There were some fascinating presentations. Dale Graff, former Director and creator of Project Stargate, the government program in remote viewing (yes, the CIA was involved with this before the movie Stargate appeared!) gave a talk on his experiments with clairvoyant and precognitive dreams. He gives himself tests, such as intentionally dreaming the front page of the newspaper three days in advance. Or he will choose to dream a particular page in a magazine. He records the dream image in a drawing, and then compares it to the newspaper when it appears, or the magazine page. His results are astonishing; sometimes his drawings almost exactly match the photo. He pointed out that when there is a resonant brain image (in other words, a memory) of something similar, it is easier to accurately interpret the dream image. He discussed some of the practical applications of such dreaming, and it was research like this that was used for government intelligence.
“Qigong Dreaming” was another unusual presentation. Christine Bjergo is a licensed acupuncturist with a degree in Oriental Medicine and a Grand Master of Sacred Serpent Spiral Qigong. A dream led her to pursue quigong as a personal discipline. She uses dreams of her clients at times to diagnose their needs. She said, for example, if a client dreams of wanting to fly into the sun, she discerns that they need more heat in the body and she will prescribe Chinese herbs that produce fire.
The conference featured a special exhibition of dream art; a juried show in which all of the paintings and sculpture were dream-inspired. There was a multi-media dance/voice/film piece by Lana Nasser, filmed during her recent trip to her native Jordan. There were also several films shown during the conference, including one excellent one on lucid dreams made by two college students, one a student of film-making and another who hosts a discussion group on lucid dreaming. The film “Universal Archetypes,” the first of the Dreamtime television series, was shown twice by the producer and creative director Viki Anderson. She said that it has been nominated for an Emmy award! I hve a brief interview in the film, and Amy Pawlus and I were instrumental in making the pilot which launched the entire project.
At one of the panels I attended on “Key Issues in Dream Education,” I learned something significant. The presenters were all teachers: one is a professor at Harvard Medical School, teaching dreams to graduate students. One is a psychotherapist who teaches students who are becoming therapists at U.C. Berkeley. One is a professor of Arts and Humanities at Corcoran College of Art and Design. He teaches an inter-disciplinary humanities course on dreams in art and writing. The other one is now retired, and used to teach dreams to psychology students at Hawaii Pacific University. They said that dream education in universities is so rare that the four of them know everyone in the world who teaches dreams somewhere! There are a very small handful of courses available.
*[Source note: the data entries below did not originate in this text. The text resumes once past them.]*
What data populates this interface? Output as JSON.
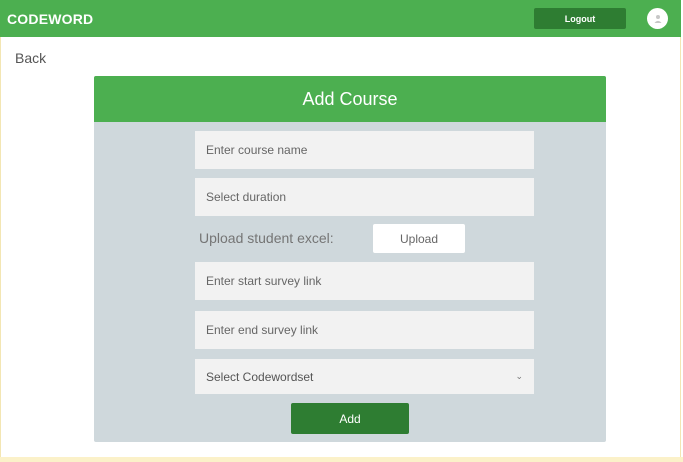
{
  "navbar": {
    "brand": "CODEWORD",
    "logout_label": "Logout",
    "avatar_icon": "user-avatar-icon",
    "color": "#4caf50"
  },
  "back_label": "Back",
  "form": {
    "title": "Add Course",
    "course_name_placeholder": "Enter course name",
    "duration_placeholder": "Select duration",
    "upload_label": "Upload student excel:",
    "upload_button": "Upload",
    "start_survey_placeholder": "Enter start survey link",
    "end_survey_placeholder": "Enter end survey link",
    "codewordset_selected": "Select Codewordset",
    "add_button": "Add",
    "chevron_icon": "chevron-down-icon"
  }
}
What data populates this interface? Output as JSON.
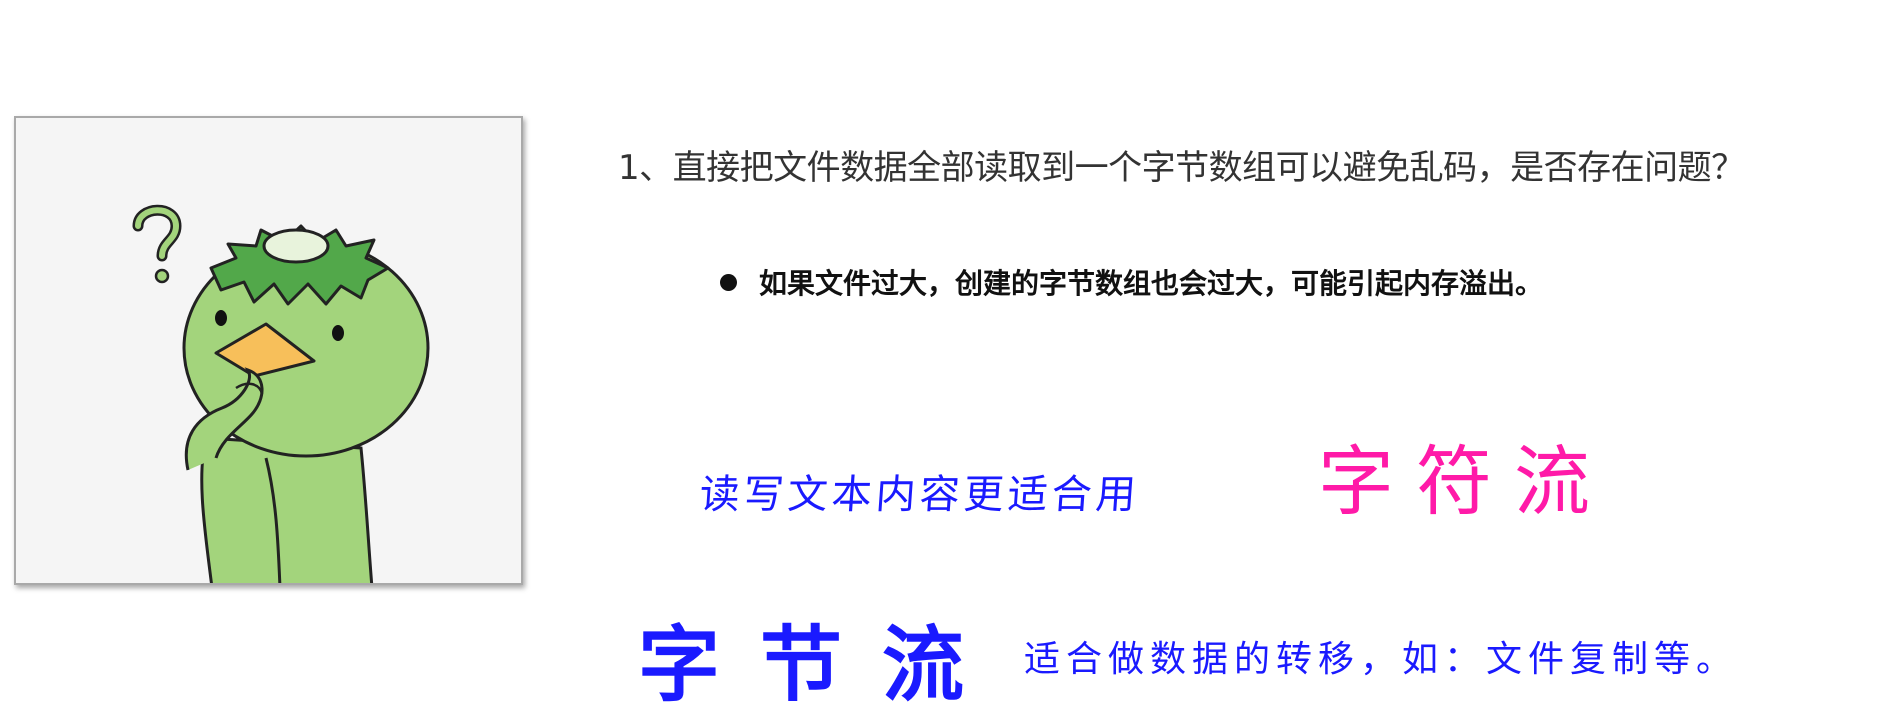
{
  "illustration": {
    "icon": "confused-kappa-character-icon"
  },
  "question": "1、直接把文件数据全部读取到一个字节数组可以避免乱码，是否存在问题？",
  "bullet": "如果文件过大，创建的字节数组也会过大，可能引起内存溢出。",
  "note_top": "读写文本内容更适合用",
  "char_stream": "字符流",
  "byte_stream": "字节流",
  "note_bottom": "适合做数据的转移，如：文件复制等。",
  "colors": {
    "blue": "#1a1aff",
    "pink": "#ff1aa8",
    "kappa_green": "#a3d47c",
    "hair_green": "#52a84a",
    "beak_yellow": "#f7bf5a"
  }
}
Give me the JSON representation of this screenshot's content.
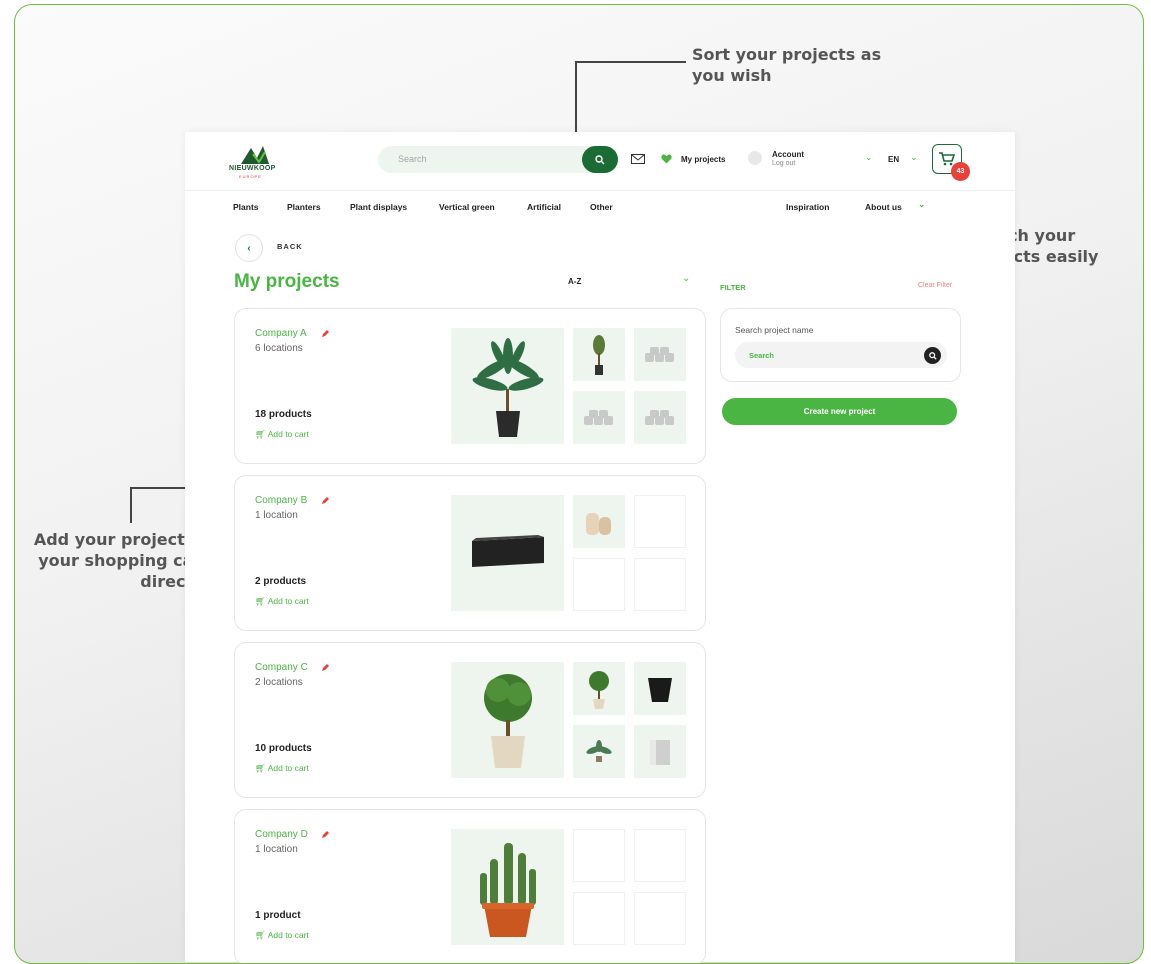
{
  "callouts": {
    "sort": "Sort your projects as you wish",
    "search": "Search your projects easily",
    "cart": "Add your project to your shopping cart directly"
  },
  "header": {
    "logo_text": "NIEUWKOOP",
    "logo_sub": "EUROPE",
    "search_placeholder": "Search",
    "my_projects": "My projects",
    "account": "Account",
    "logout": "Log out",
    "language": "EN",
    "cart_count": "43"
  },
  "nav": {
    "items": [
      "Plants",
      "Planters",
      "Plant displays",
      "Vertical green",
      "Artificial",
      "Other"
    ],
    "right_items": [
      "Inspiration",
      "About us"
    ]
  },
  "page": {
    "back": "BACK",
    "title": "My projects",
    "sort_value": "A-Z"
  },
  "projects": [
    {
      "name": "Company A",
      "locations": "6 locations",
      "products": "18 products",
      "add_to_cart": "Add to cart"
    },
    {
      "name": "Company B",
      "locations": "1 location",
      "products": "2 products",
      "add_to_cart": "Add to cart"
    },
    {
      "name": "Company C",
      "locations": "2 locations",
      "products": "10 products",
      "add_to_cart": "Add to cart"
    },
    {
      "name": "Company D",
      "locations": "1 location",
      "products": "1 product",
      "add_to_cart": "Add to cart"
    }
  ],
  "filter": {
    "label": "FILTER",
    "clear": "Clear Filter",
    "search_label": "Search project name",
    "search_placeholder": "Search",
    "create_button": "Create new project"
  },
  "colors": {
    "accent": "#4bb543",
    "dark_green": "#1b6b34",
    "cart_badge": "#e8413a",
    "tile_bg": "#eef5ee"
  }
}
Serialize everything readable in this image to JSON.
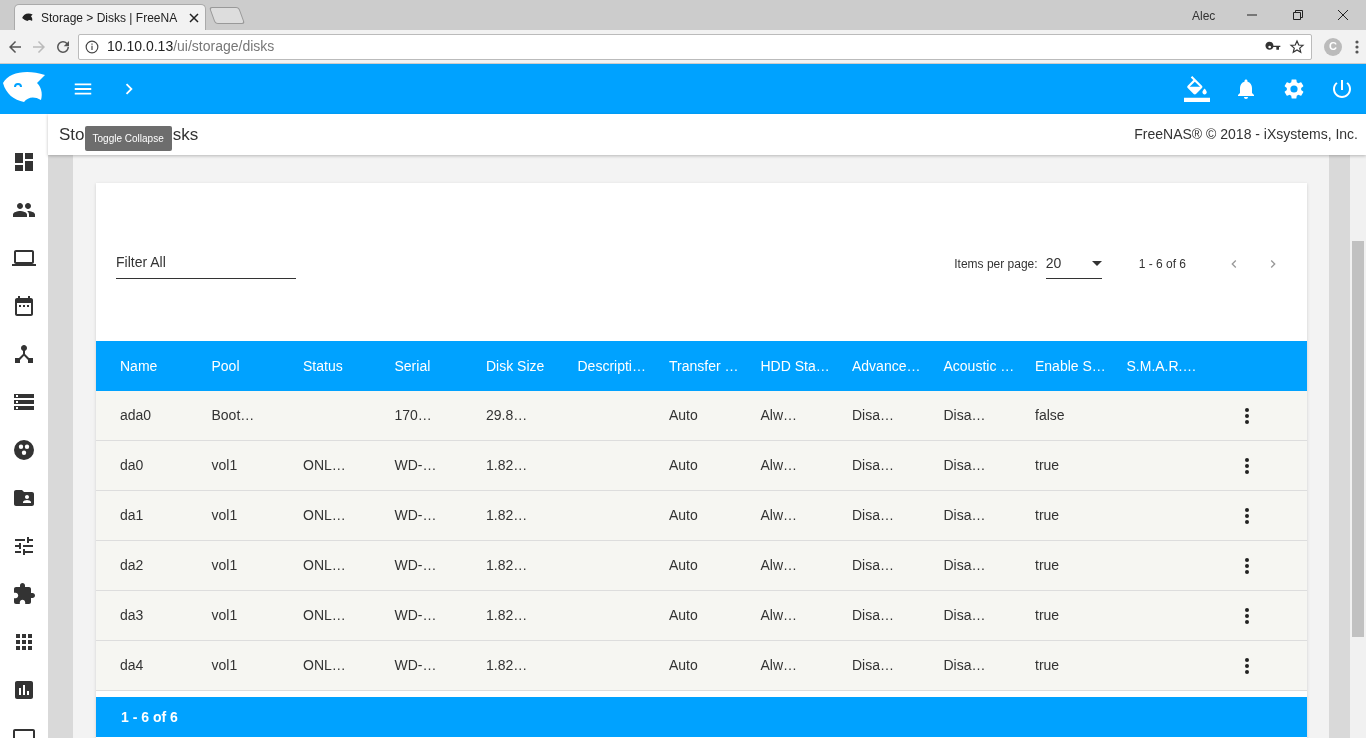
{
  "browser": {
    "tab_title": "Storage > Disks | FreeNA",
    "profile": "Alec",
    "url_host": "10.10.0.13",
    "url_path": "/ui/storage/disks",
    "extension_label": "C"
  },
  "tooltip": "Toggle Collapse",
  "page": {
    "breadcrumb_start": "Sto",
    "breadcrumb_end": "sks",
    "copyright": "FreeNAS® © 2018 - iXsystems, Inc."
  },
  "table": {
    "filter_placeholder": "Filter All",
    "items_per_page_label": "Items per page:",
    "items_per_page": "20",
    "range": "1 - 6 of 6",
    "columns": [
      "Name",
      "Pool",
      "Status",
      "Serial",
      "Disk Size",
      "Descripti…",
      "Transfer …",
      "HDD Sta…",
      "Advance…",
      "Acoustic …",
      "Enable S…",
      "S.M.A.R.…"
    ],
    "rows": [
      [
        "ada0",
        "Boot…",
        null,
        "170…",
        "29.8…",
        null,
        "Auto",
        "Alw…",
        "Disa…",
        "Disa…",
        "false",
        null
      ],
      [
        "da0",
        "vol1",
        "ONL…",
        "WD-…",
        "1.82…",
        null,
        "Auto",
        "Alw…",
        "Disa…",
        "Disa…",
        "true",
        null
      ],
      [
        "da1",
        "vol1",
        "ONL…",
        "WD-…",
        "1.82…",
        null,
        "Auto",
        "Alw…",
        "Disa…",
        "Disa…",
        "true",
        null
      ],
      [
        "da2",
        "vol1",
        "ONL…",
        "WD-…",
        "1.82…",
        null,
        "Auto",
        "Alw…",
        "Disa…",
        "Disa…",
        "true",
        null
      ],
      [
        "da3",
        "vol1",
        "ONL…",
        "WD-…",
        "1.82…",
        null,
        "Auto",
        "Alw…",
        "Disa…",
        "Disa…",
        "true",
        null
      ],
      [
        "da4",
        "vol1",
        "ONL…",
        "WD-…",
        "1.82…",
        null,
        "Auto",
        "Alw…",
        "Disa…",
        "Disa…",
        "true",
        null
      ]
    ],
    "footer": "1 - 6 of 6"
  }
}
Furthermore, hardly any students who are learning to become therapists do any personal dream work. What they do study about dreams is primarily theoretical, not experiential.
This shows that there is a real need to teach dreams to students in the academic world. Alan Siegel, a psychologist who teaches dreams to students learning to become clinical psychologists, said that his students love his class because his students get to learn about themselves, something they rarely get to do. In teaching people how to learn about themselves through understanding dreams, the School of Metaphysics has something that very few people in the entire world have. That’s how important this education is to the future of humanity.
Dreams have changed the world through scientific discoveries, military intelligence, artistic inspiration, and personal guidance. The International Association for the Study of Dreams and the School of Metaphysics are significant forces in the world to aid more people to pay attention to this treasure that exists within each one of us.•